● **What is required**:
Return the listing exactly as it appears, but strip out the images.
==== Source records ====
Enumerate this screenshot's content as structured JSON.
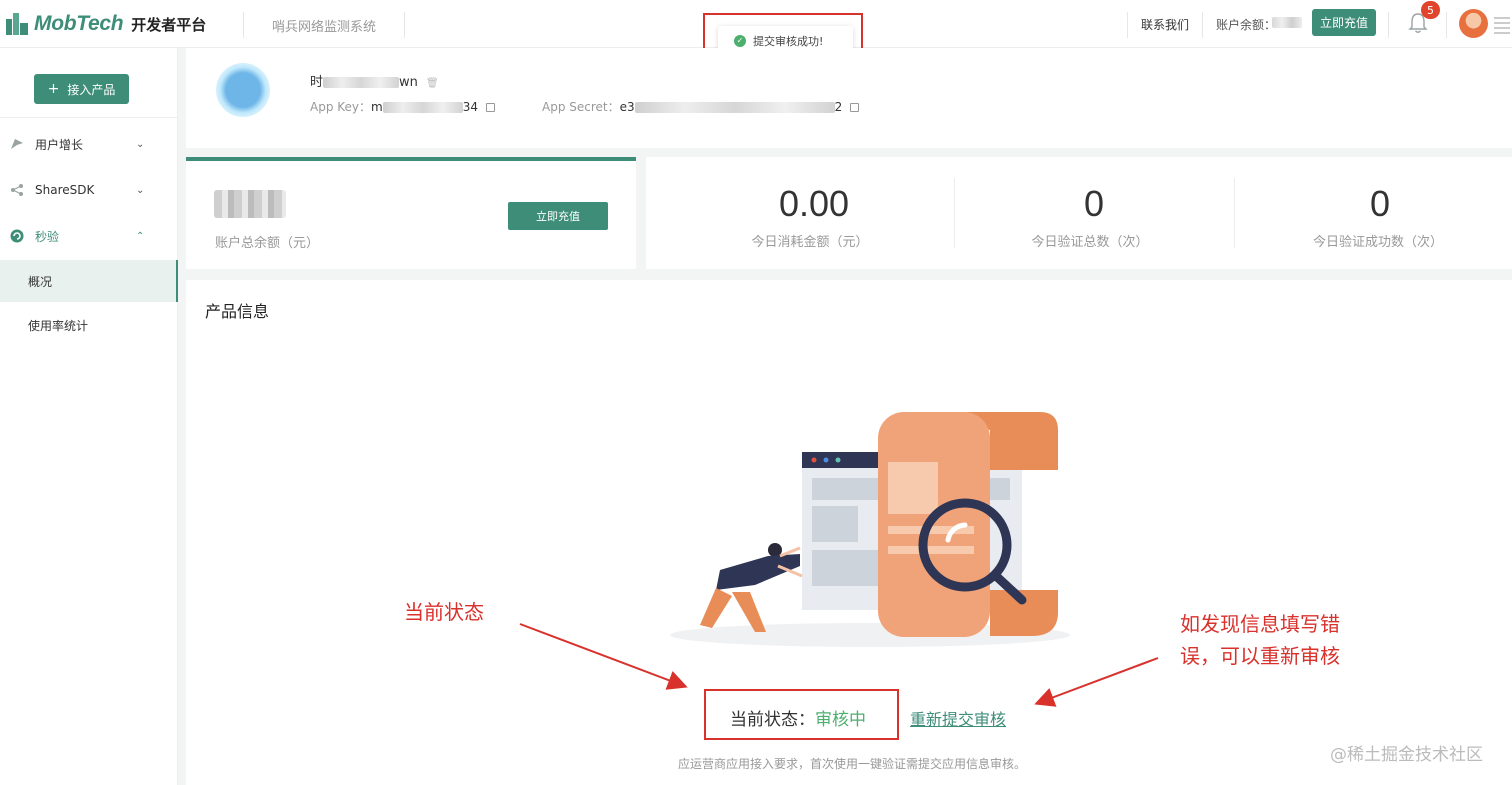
{
  "header": {
    "brand": "MobTech",
    "brand_sub": "开发者平台",
    "system_name": "哨兵网络监测系统",
    "contact": "联系我们",
    "balance_label": "账户余额：",
    "recharge": "立即充值",
    "notification_count": "5",
    "accent_color": "#3e8d78"
  },
  "toast": {
    "message": "提交审核成功!"
  },
  "sidebar": {
    "add_product": "接入产品",
    "items": [
      {
        "label": "用户增长",
        "icon": "growth-icon",
        "expanded": false
      },
      {
        "label": "ShareSDK",
        "icon": "share-icon",
        "expanded": false
      },
      {
        "label": "秒验",
        "icon": "verify-icon",
        "expanded": true
      }
    ],
    "sub_items": [
      {
        "label": "概况",
        "active": true
      },
      {
        "label": "使用率统计",
        "active": false
      }
    ]
  },
  "app": {
    "name_prefix": "时",
    "name_suffix": "wn",
    "key_label": "App Key：",
    "key_prefix": "m",
    "key_suffix": "34",
    "secret_label": "App Secret：",
    "secret_prefix": "e3",
    "secret_suffix": "2"
  },
  "stats": {
    "balance_label": "账户总余额（元）",
    "recharge": "立即充值",
    "items": [
      {
        "value": "0.00",
        "label": "今日消耗金额（元）"
      },
      {
        "value": "0",
        "label": "今日验证总数（次）"
      },
      {
        "value": "0",
        "label": "今日验证成功数（次）"
      }
    ]
  },
  "product": {
    "title": "产品信息",
    "status_label": "当前状态：",
    "status_value": "审核中",
    "resubmit": "重新提交审核",
    "footnote": "应运营商应用接入要求，首次使用一键验证需提交应用信息审核。"
  },
  "annotations": {
    "current_status": "当前状态",
    "resubmit_hint_line1": "如发现信息填写错",
    "resubmit_hint_line2": "误，可以重新审核",
    "color": "#d9312c"
  },
  "watermark": "@稀土掘金技术社区"
}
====
● **Response**:
Enumerate this screenshot's content as structured JSON.
{
  "header": {
    "brand": "MobTech",
    "brand_sub": "开发者平台",
    "system_name": "哨兵网络监测系统",
    "contact": "联系我们",
    "balance_label": "账户余额：",
    "recharge": "立即充值",
    "notification_count": "5",
    "accent_color": "#3e8d78"
  },
  "toast": {
    "message": "提交审核成功!"
  },
  "sidebar": {
    "add_product": "接入产品",
    "items": [
      {
        "label": "用户增长",
        "icon": "growth-icon",
        "expanded": false
      },
      {
        "label": "ShareSDK",
        "icon": "share-icon",
        "expanded": false
      },
      {
        "label": "秒验",
        "icon": "verify-icon",
        "expanded": true
      }
    ],
    "sub_items": [
      {
        "label": "概况",
        "active": true
      },
      {
        "label": "使用率统计",
        "active": false
      }
    ]
  },
  "app": {
    "name_prefix": "时",
    "name_suffix": "wn",
    "key_label": "App Key：",
    "key_prefix": "m",
    "key_suffix": "34",
    "secret_label": "App Secret：",
    "secret_prefix": "e3",
    "secret_suffix": "2"
  },
  "stats": {
    "balance_label": "账户总余额（元）",
    "recharge": "立即充值",
    "items": [
      {
        "value": "0.00",
        "label": "今日消耗金额（元）"
      },
      {
        "value": "0",
        "label": "今日验证总数（次）"
      },
      {
        "value": "0",
        "label": "今日验证成功数（次）"
      }
    ]
  },
  "product": {
    "title": "产品信息",
    "status_label": "当前状态：",
    "status_value": "审核中",
    "resubmit": "重新提交审核",
    "footnote": "应运营商应用接入要求，首次使用一键验证需提交应用信息审核。"
  },
  "annotations": {
    "current_status": "当前状态",
    "resubmit_hint_line1": "如发现信息填写错",
    "resubmit_hint_line2": "误，可以重新审核",
    "color": "#d9312c"
  },
  "watermark": "@稀土掘金技术社区"
}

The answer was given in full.